My question about RAID 2 was quickly downvoted and closed for being non-constructive. Can someone explain why it was deemed non-constructive so that I can ask better questions in the future?
When confused about such things you should start by reading the FAQ.– John GardeniersOct 29, 2012 at 8:19
I can't speak for others, but I voted too localized.
This question is unlikely to help any future visitors; it is only relevant to a small geographic area, a specific moment in time, or an extraordinarily narrow situation that is not generally applicable to the worldwide audience of the internet. For help making this question more broadly applicable, see the FAQ.
First, RAID 2 is not in common use, as you obviously are aware. Which brings us to the FAQ:
You should only ask practical, answerable questions based on actual problems that you face. Chatty, open-ended questions diminish the usefulness of our site and push other questions off the front page.
I see. That definitely makes sense, then. I'm used to the math.SE community, which seems to be more open to open-ended, less-than-practical questions.– SnowballOct 27, 2012 at 3:13
1Those are almost always frowned on here at Server Fault. They rarely end up well. Oct 27, 2012 at 3:24
I think you'll find that since we're a site aimed squarely at professionals that have questions relating to things we do at work on a daily bases, theoretical questions get downvoted and closed because they don't really apply.

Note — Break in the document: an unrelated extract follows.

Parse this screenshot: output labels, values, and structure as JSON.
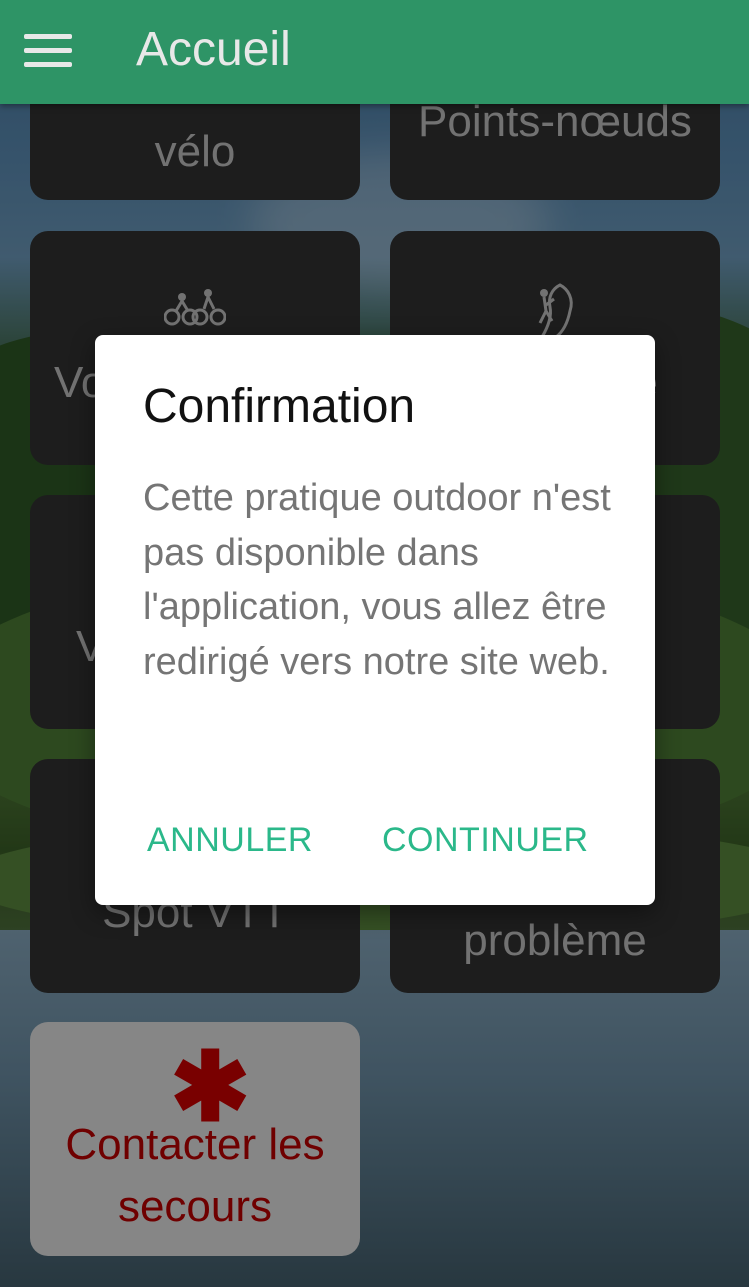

Certainly, some theoretical questions do apply to us, but a question about RAID 2 don't fit into that category :)
Basically, it's a question to which you can't get an objective, factual-backed/based answer. Too subjective. (Probably inherently subjective, IMO.)
As the close text says:
As it currently stands, this question is not a good fit for our Q&A format. We expect answers to be supported by facts, references, or specific expertise, but this question will likely solicit debate, arguments, polling, or extended discussion.
The Wikipedia article I mentioned made it pretty clear that RAID 2 is rarely used. I doubt people are rejecting RAID 2 on pure superstition, so there probably is an objective answer. In any case, Michael Hampton gave a valid reason for closure, so I'm satisfied.– SnowballOct 27, 2012 at 3:18